### [Activity]
Those lines of the data that hold the word "Directory" are to be copied out.

### [Given entries]
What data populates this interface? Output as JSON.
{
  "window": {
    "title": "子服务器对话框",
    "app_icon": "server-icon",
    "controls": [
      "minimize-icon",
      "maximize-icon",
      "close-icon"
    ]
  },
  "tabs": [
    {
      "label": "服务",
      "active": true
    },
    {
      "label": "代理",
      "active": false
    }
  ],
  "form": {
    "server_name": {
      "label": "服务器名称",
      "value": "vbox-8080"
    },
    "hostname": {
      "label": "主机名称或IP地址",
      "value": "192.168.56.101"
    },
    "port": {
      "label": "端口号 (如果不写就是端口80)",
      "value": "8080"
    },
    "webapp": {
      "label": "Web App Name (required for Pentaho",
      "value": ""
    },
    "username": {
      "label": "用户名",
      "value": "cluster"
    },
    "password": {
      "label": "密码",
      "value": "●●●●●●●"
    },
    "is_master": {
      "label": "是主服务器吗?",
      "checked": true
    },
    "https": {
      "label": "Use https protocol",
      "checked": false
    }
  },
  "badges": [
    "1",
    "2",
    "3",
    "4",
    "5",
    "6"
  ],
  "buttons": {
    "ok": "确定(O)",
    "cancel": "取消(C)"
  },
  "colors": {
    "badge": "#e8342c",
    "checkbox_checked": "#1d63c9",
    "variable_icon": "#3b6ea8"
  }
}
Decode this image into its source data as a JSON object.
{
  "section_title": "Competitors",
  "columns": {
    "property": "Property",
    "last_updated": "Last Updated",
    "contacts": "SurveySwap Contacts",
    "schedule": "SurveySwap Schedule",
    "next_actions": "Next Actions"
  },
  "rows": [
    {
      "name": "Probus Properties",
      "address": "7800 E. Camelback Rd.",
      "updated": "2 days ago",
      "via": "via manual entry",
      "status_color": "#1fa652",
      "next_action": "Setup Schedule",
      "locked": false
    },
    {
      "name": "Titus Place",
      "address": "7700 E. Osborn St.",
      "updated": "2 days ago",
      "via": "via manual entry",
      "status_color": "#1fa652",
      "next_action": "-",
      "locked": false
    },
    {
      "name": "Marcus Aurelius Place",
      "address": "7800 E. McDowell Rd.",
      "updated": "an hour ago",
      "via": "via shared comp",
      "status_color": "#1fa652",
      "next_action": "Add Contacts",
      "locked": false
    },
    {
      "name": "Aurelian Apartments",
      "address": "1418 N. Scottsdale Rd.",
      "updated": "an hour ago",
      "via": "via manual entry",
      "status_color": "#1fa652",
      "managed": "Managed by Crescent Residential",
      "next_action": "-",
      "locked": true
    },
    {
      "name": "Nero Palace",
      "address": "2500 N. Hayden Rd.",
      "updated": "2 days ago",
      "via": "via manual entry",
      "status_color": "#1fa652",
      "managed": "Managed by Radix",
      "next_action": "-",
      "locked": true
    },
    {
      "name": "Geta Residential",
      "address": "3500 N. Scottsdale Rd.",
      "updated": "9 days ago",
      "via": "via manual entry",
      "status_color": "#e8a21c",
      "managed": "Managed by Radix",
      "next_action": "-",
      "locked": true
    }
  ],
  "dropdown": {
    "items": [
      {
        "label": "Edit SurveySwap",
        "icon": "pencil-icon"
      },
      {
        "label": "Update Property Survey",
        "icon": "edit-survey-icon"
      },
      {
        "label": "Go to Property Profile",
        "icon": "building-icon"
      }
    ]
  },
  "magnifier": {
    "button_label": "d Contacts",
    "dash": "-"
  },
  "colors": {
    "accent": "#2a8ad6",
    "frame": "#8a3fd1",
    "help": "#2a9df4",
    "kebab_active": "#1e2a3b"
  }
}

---

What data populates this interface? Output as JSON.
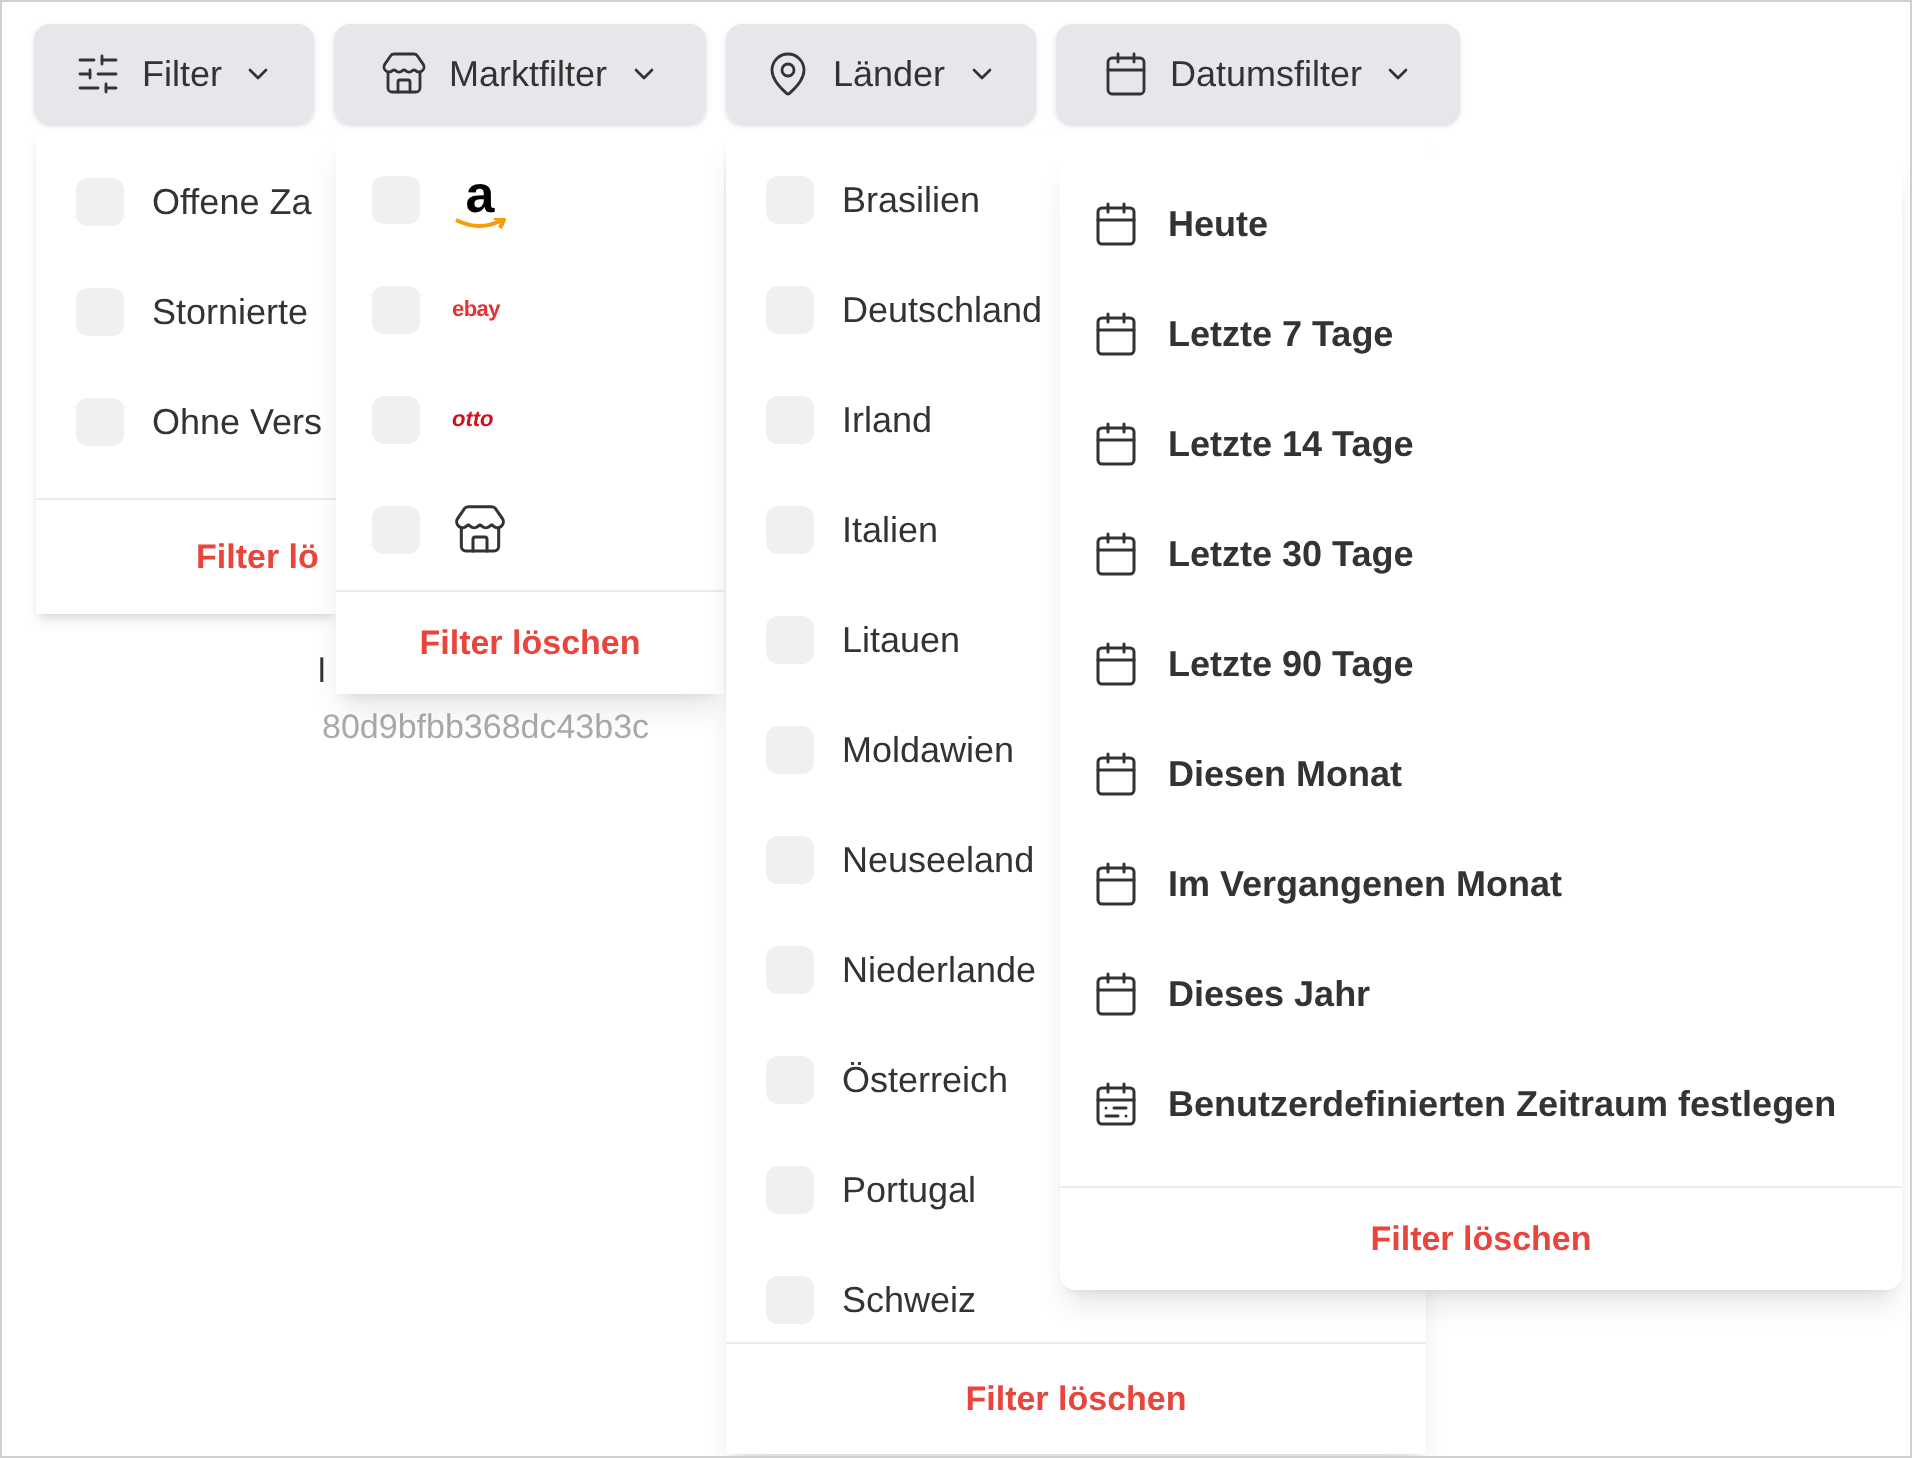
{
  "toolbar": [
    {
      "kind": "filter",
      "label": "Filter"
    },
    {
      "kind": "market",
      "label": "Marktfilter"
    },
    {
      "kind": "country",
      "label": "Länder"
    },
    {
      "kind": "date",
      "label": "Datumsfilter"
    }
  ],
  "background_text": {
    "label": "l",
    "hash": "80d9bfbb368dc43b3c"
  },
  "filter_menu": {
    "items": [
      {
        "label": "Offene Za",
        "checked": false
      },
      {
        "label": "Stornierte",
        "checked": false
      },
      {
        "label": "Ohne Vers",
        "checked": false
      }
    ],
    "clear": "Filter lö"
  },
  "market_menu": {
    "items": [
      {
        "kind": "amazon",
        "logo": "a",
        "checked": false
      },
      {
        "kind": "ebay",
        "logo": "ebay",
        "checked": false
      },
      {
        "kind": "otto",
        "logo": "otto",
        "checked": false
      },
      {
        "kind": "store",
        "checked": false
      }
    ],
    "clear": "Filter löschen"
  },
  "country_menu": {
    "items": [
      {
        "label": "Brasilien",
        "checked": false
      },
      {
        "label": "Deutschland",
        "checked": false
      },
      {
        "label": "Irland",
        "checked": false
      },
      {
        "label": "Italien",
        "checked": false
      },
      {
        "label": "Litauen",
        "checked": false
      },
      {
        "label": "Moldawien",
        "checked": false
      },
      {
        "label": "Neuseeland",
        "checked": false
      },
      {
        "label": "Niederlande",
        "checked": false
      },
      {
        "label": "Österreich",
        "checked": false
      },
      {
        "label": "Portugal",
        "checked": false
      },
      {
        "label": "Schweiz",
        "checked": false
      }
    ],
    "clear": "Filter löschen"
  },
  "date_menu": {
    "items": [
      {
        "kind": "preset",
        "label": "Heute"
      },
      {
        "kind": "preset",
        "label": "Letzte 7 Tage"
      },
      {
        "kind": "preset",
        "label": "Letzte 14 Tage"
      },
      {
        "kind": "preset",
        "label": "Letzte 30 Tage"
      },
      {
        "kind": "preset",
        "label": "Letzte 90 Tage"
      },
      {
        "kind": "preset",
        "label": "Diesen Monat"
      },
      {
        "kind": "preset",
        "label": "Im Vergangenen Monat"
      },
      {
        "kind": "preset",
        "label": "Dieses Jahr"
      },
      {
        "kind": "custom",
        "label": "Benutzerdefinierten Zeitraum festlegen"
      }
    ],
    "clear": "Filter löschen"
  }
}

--

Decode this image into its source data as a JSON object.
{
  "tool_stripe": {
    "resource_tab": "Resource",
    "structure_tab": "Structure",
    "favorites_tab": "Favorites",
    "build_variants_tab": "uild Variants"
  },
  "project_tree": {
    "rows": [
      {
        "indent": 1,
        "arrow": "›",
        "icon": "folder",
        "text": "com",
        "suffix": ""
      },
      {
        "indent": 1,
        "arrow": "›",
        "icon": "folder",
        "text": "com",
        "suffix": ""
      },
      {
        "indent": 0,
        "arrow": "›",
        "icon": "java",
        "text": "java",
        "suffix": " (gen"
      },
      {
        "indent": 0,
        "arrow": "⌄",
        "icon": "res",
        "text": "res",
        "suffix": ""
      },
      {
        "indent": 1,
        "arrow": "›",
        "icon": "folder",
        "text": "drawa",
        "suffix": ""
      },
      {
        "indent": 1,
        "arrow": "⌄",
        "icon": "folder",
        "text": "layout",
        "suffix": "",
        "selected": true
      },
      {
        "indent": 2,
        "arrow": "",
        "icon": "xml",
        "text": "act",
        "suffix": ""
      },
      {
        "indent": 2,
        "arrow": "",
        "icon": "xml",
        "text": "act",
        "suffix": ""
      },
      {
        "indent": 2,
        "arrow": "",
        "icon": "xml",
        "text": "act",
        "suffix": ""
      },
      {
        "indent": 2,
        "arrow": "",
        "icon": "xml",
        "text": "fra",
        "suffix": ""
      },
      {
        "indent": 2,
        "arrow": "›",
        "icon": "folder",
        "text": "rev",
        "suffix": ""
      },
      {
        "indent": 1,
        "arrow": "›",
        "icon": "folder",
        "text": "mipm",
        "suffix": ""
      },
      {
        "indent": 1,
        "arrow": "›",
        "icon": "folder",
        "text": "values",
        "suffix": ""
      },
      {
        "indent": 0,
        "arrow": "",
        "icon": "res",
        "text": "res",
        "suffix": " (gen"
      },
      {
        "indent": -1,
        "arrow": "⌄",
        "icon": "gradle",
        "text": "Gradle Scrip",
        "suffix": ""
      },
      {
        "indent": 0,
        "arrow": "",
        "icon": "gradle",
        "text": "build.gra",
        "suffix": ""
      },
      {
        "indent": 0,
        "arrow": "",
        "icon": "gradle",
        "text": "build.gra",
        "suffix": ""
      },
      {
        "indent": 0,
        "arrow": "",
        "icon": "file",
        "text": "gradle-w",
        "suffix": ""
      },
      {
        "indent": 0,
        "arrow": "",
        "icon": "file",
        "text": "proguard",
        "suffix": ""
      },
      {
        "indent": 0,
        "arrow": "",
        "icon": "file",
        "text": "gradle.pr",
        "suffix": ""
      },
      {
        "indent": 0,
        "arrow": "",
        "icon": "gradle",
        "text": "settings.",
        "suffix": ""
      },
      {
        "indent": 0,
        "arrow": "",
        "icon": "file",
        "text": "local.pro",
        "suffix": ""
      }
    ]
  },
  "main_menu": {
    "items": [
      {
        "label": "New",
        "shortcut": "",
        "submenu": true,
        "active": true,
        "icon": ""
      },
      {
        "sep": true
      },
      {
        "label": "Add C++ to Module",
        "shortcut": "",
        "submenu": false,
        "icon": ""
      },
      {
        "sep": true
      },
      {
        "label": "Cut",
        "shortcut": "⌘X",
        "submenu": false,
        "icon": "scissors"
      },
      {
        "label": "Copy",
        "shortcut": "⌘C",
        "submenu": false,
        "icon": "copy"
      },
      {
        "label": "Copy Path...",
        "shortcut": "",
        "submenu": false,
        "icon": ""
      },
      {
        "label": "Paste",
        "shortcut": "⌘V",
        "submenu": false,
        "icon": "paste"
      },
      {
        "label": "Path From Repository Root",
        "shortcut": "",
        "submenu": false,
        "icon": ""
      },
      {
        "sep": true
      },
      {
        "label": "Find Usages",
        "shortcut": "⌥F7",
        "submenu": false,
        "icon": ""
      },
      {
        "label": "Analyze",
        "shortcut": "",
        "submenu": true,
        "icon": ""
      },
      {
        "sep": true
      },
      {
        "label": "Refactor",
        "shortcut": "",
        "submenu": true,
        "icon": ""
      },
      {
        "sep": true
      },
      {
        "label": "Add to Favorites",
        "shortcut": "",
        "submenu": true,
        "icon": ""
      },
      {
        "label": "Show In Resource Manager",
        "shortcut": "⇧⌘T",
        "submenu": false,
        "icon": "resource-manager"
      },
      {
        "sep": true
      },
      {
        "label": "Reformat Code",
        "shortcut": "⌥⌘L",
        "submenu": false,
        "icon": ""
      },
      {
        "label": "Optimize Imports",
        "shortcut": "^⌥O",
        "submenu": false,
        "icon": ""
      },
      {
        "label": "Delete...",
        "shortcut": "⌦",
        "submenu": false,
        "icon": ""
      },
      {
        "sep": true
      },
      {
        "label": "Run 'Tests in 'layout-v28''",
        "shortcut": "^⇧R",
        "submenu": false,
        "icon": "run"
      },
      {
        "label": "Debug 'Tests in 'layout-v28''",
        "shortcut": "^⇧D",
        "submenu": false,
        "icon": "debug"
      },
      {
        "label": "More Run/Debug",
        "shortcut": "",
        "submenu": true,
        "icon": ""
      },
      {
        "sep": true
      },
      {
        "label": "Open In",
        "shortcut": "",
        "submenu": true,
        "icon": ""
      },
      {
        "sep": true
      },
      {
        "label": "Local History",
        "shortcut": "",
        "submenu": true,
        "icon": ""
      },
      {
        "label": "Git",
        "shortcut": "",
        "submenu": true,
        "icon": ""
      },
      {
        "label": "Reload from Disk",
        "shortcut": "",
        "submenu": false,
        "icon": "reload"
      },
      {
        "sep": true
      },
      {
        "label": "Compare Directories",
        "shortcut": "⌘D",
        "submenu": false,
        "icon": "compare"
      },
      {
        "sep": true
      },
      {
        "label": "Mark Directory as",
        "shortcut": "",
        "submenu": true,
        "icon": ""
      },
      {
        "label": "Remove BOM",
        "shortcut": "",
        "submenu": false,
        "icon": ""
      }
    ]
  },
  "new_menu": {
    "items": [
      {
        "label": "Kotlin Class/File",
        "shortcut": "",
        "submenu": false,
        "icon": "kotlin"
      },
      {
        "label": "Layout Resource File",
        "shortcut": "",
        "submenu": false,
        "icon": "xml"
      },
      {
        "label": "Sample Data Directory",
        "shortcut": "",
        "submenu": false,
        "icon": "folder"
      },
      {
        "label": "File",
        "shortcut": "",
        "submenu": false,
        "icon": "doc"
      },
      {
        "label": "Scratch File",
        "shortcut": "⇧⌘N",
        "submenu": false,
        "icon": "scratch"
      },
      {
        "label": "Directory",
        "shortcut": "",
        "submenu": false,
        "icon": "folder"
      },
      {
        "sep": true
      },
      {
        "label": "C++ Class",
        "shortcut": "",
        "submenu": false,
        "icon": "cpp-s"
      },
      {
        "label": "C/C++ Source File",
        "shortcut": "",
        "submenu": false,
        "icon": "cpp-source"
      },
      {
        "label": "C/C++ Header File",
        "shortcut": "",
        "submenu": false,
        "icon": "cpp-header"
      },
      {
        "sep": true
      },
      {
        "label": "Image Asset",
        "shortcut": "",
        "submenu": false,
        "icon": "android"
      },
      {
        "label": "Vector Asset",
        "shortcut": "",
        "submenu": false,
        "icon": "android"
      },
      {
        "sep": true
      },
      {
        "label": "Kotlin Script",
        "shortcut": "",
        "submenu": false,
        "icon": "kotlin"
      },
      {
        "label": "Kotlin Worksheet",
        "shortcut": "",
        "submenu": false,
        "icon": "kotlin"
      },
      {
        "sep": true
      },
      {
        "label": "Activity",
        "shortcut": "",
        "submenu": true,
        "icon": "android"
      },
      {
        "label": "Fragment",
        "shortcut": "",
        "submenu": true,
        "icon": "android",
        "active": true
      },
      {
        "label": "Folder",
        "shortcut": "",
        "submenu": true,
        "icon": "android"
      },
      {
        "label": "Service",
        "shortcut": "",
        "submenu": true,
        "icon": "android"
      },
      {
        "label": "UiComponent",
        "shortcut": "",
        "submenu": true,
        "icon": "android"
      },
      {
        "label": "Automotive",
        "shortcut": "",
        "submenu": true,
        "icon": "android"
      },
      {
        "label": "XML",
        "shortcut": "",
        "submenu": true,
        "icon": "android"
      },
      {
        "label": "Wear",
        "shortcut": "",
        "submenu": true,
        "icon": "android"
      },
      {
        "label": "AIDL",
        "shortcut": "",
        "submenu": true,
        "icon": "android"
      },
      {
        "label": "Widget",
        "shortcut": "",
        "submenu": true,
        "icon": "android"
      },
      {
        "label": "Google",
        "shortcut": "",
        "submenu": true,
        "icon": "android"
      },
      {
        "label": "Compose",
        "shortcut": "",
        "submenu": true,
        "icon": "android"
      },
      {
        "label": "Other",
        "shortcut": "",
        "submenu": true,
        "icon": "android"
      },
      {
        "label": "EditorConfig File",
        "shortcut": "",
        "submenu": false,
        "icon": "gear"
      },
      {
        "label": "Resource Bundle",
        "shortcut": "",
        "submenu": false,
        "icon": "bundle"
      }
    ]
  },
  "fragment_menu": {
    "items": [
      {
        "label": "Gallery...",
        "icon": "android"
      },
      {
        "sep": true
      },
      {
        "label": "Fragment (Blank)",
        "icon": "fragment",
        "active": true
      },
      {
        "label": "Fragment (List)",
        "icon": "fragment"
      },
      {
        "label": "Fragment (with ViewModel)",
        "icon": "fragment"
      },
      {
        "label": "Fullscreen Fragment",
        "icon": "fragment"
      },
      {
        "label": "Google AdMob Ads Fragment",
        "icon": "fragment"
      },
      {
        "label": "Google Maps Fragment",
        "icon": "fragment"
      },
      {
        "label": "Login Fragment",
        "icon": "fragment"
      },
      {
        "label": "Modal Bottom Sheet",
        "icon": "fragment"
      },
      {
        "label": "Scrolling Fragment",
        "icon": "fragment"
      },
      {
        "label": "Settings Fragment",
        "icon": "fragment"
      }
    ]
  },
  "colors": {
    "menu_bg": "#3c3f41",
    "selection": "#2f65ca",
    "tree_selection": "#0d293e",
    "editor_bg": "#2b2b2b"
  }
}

### [Exercise answer]
        "label": "Mark Directory as",
        "label": "Sample Data Directory",
        "label": "Directory",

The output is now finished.